Worrall says his study found that "money matters," especially to local law enforcement when they receive a share. And he acknowledges that there have been some abuses by some agencies. But he adds, "We [the study] could not say forfeiture concerns superseded crime concerns."
Worrall, who often consults with law enforcement agencies, has his own opinion about seizing assets. "Forfeiture is a profoundly useful law enforcement strategy," he allows. "Hitting criminals where it hurts makes considerable sense, and even more sense in these times of economic turmoil."
If corporations want to avoid nasty asset forfeitures and other penalties, then the key is compliance, says attorney W. Stephen Cannon, chairman of the law firm Constantine Cannon in Washington, D.C. Cannon was general counsel of now-defunct retailer Circuit City Stores Inc., from 1994 to 2005; he now serves as outside general counsel to a group representing the country's largest retailers, the Retail Industry Leaders Association. Although he had no work site problems at Circuit City, Cannon calls the recent ICE raids and their resulting deals a "pretty amazing" development.
He explains that most retailers have a strong compliance program in place, starting with a federal I-9 form to verify each job applicant's employment eligibility. Beyond that, Cannon says, a company's internal auditing process checks compliance with good employment practices. "Given good-faith efforts to comply with the law," he asks, "under what circumstances does something justify criminal prosecution of a company?"
Gonzalez, the immigration attorney, would really like to know the answer to that one. She reasons that ICE could engender more corporate compliance if it provides employers with civil warnings and fines before escalating into criminal prosecution.
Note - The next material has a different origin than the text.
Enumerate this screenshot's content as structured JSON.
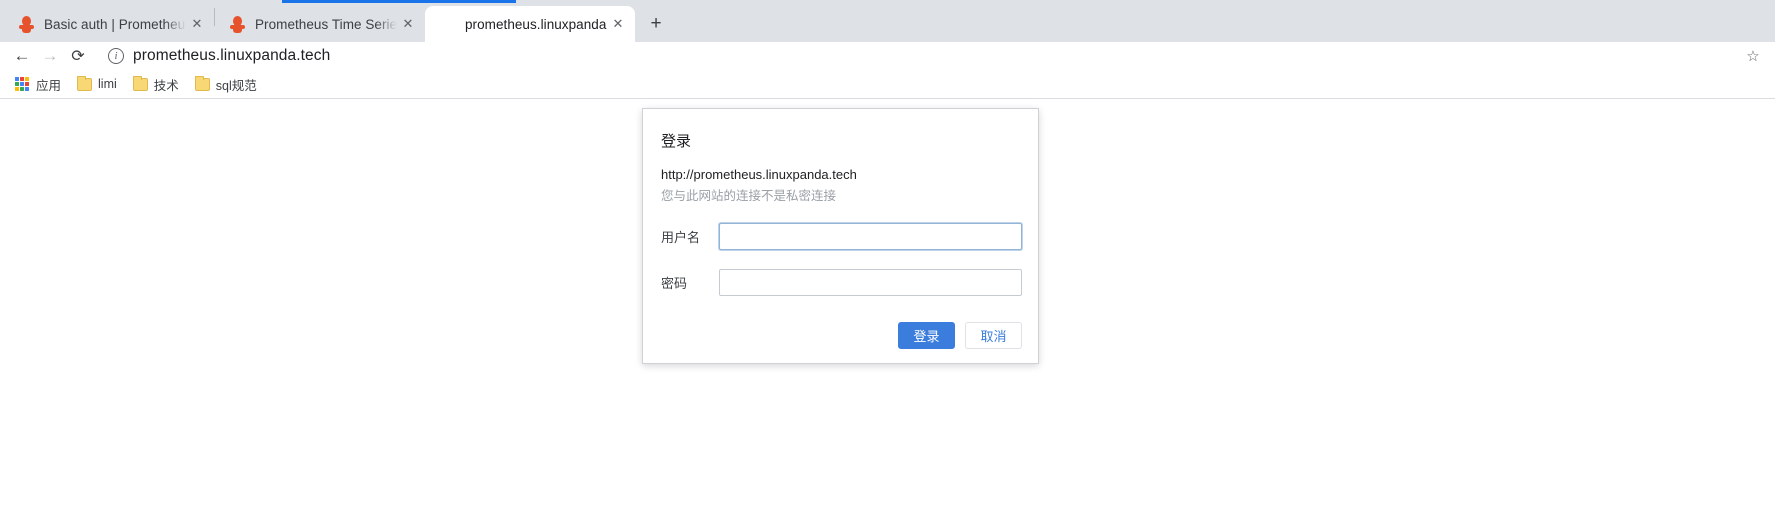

Besides, Gonzalez argues, "in today's economy it serves no purpose to bankrupt and jail America's employers."